And testimonials, not for customers, but for employment and working somewhere. So I hope, I hope you’re inspired by Rebecca’s talk. I hope you enjoy these shows, I hope maybe you’ll [00:44:00] come out to Crossborder Summit here in Chiang Mai, Thailand and hang out with us, a lot of us. And thanks for listening, I’m gonna go enjoy some Salsa Kitchen.
Cheers. Alright, I’m here with Chip G, what’s up buddy? What’s up man, good to see you. Yeah, and we’re here getting some burritos. Yeah. And talking Amazon, talking business, thanks for coming on the show recently, check out his podcast. Yeah. And. You’re also coming to the cross border summit. Yeah. I’m so [00:44:30] excited.

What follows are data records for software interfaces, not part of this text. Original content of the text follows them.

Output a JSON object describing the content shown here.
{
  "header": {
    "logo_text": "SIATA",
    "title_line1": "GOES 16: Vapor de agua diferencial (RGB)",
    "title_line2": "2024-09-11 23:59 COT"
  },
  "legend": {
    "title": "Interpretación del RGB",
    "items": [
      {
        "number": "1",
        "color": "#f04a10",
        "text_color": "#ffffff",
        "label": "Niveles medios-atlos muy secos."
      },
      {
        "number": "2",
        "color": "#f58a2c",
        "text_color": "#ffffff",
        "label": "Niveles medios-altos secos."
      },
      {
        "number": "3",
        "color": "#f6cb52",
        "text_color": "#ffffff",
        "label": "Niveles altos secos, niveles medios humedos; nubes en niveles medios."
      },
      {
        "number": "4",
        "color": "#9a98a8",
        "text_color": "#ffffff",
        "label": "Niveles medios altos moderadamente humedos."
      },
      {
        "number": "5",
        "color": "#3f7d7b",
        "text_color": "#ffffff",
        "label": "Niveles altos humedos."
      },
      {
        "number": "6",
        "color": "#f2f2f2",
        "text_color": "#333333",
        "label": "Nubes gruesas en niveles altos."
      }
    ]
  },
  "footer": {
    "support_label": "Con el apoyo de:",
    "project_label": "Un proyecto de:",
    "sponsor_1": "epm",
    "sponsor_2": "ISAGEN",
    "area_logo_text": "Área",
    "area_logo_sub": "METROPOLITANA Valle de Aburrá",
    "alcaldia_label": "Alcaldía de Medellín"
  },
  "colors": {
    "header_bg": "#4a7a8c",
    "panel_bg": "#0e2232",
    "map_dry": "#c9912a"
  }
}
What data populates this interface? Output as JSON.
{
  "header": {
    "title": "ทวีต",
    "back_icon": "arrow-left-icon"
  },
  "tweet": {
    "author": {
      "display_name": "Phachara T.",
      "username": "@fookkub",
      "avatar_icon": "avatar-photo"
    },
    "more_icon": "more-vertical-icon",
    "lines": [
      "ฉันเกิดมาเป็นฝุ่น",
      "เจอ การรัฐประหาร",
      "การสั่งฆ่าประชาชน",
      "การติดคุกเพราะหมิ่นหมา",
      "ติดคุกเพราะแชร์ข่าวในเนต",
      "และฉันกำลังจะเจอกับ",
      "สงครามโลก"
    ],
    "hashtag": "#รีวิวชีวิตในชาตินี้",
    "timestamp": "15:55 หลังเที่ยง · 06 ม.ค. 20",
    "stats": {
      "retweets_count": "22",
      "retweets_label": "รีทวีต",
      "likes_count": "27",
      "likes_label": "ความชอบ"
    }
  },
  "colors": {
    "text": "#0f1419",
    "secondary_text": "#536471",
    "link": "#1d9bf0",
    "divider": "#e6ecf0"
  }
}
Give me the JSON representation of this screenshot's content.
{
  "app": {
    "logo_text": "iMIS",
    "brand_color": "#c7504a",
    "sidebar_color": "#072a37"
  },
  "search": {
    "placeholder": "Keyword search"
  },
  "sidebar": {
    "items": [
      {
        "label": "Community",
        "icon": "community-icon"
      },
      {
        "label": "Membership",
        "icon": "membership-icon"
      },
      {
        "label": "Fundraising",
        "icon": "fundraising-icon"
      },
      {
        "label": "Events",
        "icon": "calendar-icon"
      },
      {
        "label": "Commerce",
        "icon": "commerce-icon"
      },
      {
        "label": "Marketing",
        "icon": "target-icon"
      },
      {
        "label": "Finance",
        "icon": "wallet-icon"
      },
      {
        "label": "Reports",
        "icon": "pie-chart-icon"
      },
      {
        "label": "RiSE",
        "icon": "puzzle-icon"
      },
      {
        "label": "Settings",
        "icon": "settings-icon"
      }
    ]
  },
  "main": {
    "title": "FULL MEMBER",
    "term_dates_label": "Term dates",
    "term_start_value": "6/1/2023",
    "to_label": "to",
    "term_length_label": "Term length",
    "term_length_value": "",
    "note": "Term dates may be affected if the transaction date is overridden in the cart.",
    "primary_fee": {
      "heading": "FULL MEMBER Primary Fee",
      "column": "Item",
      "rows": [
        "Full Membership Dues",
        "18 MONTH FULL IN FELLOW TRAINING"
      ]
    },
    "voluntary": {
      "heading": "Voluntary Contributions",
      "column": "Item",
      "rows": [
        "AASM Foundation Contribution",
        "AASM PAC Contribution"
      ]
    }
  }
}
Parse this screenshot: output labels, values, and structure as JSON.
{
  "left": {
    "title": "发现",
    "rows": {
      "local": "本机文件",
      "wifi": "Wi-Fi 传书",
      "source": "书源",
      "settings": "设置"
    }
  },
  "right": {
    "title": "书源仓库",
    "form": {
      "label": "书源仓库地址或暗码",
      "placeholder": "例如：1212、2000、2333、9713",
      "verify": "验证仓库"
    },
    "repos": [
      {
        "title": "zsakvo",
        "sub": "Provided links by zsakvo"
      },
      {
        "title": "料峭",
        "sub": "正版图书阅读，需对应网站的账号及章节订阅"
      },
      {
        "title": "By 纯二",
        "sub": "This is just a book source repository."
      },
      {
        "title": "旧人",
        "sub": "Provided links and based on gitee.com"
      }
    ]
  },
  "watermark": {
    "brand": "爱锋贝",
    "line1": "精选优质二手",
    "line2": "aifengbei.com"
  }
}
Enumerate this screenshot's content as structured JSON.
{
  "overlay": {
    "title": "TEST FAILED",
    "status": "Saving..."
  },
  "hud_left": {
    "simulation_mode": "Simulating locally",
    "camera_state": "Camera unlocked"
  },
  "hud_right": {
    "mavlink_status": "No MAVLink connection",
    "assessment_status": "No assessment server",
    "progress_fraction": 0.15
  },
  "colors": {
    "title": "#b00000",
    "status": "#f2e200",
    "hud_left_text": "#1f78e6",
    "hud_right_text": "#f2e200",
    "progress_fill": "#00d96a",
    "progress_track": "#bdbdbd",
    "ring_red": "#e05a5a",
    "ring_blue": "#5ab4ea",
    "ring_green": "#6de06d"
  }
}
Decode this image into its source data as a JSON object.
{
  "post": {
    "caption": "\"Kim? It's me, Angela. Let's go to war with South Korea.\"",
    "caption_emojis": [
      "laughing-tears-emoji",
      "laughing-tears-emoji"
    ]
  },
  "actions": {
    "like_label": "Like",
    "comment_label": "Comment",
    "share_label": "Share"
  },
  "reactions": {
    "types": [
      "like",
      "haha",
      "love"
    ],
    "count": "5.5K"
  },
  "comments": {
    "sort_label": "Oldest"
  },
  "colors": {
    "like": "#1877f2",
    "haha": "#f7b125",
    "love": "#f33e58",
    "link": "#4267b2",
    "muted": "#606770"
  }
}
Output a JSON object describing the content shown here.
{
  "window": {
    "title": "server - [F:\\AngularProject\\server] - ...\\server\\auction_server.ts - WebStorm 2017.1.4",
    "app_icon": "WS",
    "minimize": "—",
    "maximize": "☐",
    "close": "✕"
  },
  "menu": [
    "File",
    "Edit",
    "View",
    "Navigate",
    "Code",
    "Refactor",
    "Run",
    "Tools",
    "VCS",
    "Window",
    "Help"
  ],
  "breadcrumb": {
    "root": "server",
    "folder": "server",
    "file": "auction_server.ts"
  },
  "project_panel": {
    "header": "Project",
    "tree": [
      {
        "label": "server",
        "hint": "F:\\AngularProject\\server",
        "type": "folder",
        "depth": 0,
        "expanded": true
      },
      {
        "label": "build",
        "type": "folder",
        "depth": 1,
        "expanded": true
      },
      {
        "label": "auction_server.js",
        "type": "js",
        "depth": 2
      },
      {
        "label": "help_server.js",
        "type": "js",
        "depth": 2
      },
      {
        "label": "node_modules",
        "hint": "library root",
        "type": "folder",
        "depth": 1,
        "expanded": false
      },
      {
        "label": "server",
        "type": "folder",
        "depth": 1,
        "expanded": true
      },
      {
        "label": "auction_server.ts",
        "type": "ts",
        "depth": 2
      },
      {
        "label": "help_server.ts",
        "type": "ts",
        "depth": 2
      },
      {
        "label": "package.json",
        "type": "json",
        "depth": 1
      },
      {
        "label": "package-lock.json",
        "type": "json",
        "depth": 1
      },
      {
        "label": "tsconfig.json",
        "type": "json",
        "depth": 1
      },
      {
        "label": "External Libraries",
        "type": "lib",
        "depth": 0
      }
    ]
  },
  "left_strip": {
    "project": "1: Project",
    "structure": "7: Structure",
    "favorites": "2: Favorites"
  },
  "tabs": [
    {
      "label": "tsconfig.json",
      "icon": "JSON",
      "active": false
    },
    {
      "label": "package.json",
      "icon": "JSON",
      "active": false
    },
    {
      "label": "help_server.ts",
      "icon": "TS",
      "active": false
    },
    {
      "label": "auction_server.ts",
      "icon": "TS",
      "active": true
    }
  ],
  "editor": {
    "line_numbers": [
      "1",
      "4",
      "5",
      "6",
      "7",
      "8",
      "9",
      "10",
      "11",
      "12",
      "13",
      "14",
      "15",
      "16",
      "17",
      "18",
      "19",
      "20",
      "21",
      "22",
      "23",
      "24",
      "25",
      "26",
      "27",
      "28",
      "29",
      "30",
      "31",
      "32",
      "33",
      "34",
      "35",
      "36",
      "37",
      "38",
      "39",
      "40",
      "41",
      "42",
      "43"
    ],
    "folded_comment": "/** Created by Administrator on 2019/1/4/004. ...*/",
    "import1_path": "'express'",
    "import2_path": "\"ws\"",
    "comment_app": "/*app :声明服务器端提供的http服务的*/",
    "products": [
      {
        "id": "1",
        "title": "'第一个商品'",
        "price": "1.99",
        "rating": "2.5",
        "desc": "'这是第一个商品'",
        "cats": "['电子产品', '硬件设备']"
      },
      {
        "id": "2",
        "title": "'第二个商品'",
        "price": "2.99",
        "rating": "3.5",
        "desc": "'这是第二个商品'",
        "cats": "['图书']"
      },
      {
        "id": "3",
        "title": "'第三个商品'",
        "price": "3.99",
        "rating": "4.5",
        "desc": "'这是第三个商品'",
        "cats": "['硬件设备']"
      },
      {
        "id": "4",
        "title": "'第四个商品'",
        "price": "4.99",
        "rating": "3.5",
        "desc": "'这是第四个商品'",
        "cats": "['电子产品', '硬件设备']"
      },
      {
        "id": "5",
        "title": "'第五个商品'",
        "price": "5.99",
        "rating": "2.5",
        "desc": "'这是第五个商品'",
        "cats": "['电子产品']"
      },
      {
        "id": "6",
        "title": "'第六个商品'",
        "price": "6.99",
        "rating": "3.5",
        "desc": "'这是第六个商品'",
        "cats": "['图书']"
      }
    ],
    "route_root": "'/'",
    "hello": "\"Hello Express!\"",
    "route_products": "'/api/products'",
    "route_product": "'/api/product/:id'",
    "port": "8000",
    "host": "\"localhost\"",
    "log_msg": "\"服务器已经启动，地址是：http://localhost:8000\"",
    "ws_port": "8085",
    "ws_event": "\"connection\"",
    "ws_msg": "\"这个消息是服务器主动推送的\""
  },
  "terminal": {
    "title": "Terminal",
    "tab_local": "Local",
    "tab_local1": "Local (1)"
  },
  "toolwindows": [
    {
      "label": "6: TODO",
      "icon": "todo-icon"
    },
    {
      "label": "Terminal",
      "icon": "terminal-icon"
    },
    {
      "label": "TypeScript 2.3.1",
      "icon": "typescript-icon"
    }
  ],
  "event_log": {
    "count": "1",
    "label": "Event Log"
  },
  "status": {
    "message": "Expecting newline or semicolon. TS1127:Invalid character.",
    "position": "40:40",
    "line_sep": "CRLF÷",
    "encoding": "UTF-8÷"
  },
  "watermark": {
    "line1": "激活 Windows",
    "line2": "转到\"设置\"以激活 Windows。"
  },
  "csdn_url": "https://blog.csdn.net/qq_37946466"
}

I haven’t been to like an actual Amazon event. It’s so long. All of them got canceled and now I’m coming to the best one. Thanks buddy. That’s the first time we did it. This is, I haven’t done this in four years. True. And we met since then. And you know, it’ll be great to have you there. And also just the theme is open borders, new beginnings.
That’s the theme of the cross border summit this year. We always put a little And we got some surprises, a show, stuff that happened during coronavirus in the community and everything. So, yeah. Thanks for coming, buddy. [00:45:00] Absolutely. Great to see you, man. Amazing lineup. Excited to see everybody and yeah, some of the speakers are going to be really, really amazing.
Great. Thanks, Chip. Thanks so much. Cheers. To get more info about running an international business, please visit our website. at www. globalfromasia. com. That’s www. globalfromasia. com. Also, be sure to subscribe to our iTunes feed. Thanks for tuning in.